You don’t have to be a death penalty opponent to feel disturbed by a system that lets the judge play executioner.
But that’s essentially what happened to Amber McLaughlin, who was put to death last night by the state of Missouri. Though the headlines blared that McLaughlin was the first transgender woman to be executed in the US, far more significant—and outrageous—is that a trial judge in St. Louis unilaterally decided her fate, making a mockery of the judicial system.
In 2006, a jury convicted McLaughlin—then known as Scott McLaughlin—of murder, but deadlocked on the penalty. Under Missouri law, a judge is allowed to render a sentence when there’s a hung jury—which is how St. Louis County circuit judge Steven Goldman came to impose the ultimate penalty on McLaughlin.
But before I go on, let me make one point perfectly clear: McLaughlin committed a horrendous crime. In 2003, McLaughlin raped, strangled, and knifed her ex-girlfriend Beverly Guenther to death, then dumped her body near the Mississippi River.

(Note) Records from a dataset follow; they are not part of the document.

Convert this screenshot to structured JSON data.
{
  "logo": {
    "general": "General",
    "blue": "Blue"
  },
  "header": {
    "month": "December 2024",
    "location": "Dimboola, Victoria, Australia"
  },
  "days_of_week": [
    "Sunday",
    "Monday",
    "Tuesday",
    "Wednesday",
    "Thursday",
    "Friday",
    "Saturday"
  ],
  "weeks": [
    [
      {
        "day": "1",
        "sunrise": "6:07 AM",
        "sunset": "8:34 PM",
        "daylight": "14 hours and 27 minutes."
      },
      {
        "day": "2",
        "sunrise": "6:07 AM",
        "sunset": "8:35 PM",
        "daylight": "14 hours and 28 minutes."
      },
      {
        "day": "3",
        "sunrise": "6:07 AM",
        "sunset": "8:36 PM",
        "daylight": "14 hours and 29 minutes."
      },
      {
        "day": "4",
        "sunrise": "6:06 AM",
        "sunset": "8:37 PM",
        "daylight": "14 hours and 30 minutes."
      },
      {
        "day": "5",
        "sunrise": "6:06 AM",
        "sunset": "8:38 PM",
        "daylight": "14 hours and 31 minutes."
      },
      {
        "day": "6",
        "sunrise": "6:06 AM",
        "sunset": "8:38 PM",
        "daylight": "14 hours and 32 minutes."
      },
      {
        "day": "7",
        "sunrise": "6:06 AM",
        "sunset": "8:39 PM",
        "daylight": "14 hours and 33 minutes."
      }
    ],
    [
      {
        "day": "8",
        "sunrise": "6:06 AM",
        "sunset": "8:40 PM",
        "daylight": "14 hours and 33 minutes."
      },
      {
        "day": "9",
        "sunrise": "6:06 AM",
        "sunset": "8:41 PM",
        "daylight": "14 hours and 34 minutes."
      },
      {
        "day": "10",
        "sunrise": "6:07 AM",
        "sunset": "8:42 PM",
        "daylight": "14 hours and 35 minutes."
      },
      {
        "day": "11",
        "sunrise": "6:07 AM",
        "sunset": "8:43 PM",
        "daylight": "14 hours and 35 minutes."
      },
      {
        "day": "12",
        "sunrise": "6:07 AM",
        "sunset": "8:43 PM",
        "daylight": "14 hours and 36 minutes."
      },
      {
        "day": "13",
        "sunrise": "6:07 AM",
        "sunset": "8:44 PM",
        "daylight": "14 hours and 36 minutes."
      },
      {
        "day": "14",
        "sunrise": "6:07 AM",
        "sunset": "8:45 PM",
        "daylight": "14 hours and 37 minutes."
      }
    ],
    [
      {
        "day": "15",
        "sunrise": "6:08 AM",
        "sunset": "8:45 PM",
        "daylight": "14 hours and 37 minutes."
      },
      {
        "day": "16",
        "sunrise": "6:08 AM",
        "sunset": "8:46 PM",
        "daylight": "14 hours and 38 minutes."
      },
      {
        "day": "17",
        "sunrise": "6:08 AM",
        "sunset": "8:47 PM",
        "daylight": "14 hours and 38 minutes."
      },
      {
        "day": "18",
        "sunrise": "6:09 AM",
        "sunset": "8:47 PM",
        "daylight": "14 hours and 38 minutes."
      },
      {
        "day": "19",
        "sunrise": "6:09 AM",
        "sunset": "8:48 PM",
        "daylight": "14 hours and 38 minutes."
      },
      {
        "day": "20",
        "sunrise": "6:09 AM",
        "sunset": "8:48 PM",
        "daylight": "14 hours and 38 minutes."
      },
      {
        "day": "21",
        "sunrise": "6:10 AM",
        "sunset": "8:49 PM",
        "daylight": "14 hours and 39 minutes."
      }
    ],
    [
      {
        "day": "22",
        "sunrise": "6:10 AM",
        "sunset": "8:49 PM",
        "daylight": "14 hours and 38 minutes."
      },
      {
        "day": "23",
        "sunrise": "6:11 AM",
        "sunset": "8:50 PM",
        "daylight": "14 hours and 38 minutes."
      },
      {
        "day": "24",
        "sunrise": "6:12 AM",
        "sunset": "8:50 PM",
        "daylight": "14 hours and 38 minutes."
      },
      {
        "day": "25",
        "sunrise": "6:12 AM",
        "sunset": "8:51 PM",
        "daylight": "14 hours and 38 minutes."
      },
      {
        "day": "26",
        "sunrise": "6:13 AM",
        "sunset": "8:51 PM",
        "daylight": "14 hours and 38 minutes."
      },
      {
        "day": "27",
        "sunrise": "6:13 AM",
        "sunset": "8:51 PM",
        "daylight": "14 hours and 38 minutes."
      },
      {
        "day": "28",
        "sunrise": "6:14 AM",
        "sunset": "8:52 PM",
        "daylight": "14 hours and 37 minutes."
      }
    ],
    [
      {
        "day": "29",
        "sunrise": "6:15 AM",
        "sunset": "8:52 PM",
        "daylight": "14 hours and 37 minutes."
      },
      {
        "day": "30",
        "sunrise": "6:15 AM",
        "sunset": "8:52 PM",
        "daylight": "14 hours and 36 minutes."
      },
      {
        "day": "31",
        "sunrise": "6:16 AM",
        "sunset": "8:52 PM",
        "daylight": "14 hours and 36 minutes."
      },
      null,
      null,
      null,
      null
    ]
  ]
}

Though McLaughlin’s defenders have cited her low IQ of 82, history of childhood abuse, and poor defense at trial as extenuating circumstances, there’s no doubt the victim suffered terribly. On a gut level, I find it hard to be that sympathetic to McLaughlin.
Yet in so many ways, McLaughlin’s death sentence and execution strike me as a travesty of justice. Among the 27 states with death penalties, the vast majority require a unanimous jury vote to impose the death penalty.
But somehow Missouri, along with Indiana, are the outliers, bestowing this colossal power when a jury is undecided at sentencing to one person: the trial judge.
Indeed, it’s hard to fathom why a trial judge or any one person should be given such power. Isn’t it a perversion of the jury system—our fundamental right to be judged by our peers—that a judge can usurp the proceedings?
Particularly so in McLaughlin’s case since the jurors seemed to have wrestled mightily with the charges and showed deep reluctance about imposing the death penalty.
Yet we have a judge who seemed cocksure of himself, eagerly filling in blanks with bold pronouncements in instances where the jurors saw nuance and complexity.
“The only aggravating circumstance [the jury] found was ‘depravity of mind,’ and so I found that also, and I just elaborated with what the jury said,” Judge Goldman, now retired, told the St. Louis Post-Dispatch recently, adding, “I believe in the death penalty.”
‘End-Run Around a Jury’
Goldman, a former prosecutor, also helped draft the law that gave judges the right to decide punishment in death penalty cases in situations of jury deadlock, reports the Post-Dispatch.
Several retired Missouri judges were so troubled by the state law and Goldman’s action that they raised alarms. Led by former Missouri Supreme Court Chief Justice Michael Wolff, they wrote to Gov. Mike Parson last month, asking that he commute McLaughlin’s sentence to life in prison.
Citing “a flaw in Missouri’s capital sentencing scheme” that gives a trial judge the ability to impose capital punishment in cases of jury deadlocks, the judges wrote: “This flaw is more pronounced in this case because the trial judge then relied upon aggravating circumstances specifically rejected by the jury. ... The trial judge did a complete end-run around a jury, where Mr. McLaughlin’s attorneys had persuaded at least one and maybe 11 jurors that death was not appropriate.”
Let that sink in: “a complete end-run around a jury.”
It was a serious indictment—not that Gov. Parson seemed to heed the warning, considering that he denied the stay of execution.
If there’s one thing we should take away from this whole sorry episode it’s that judges shouldn’t be allowed to nullify a jury and hijack our system of justice.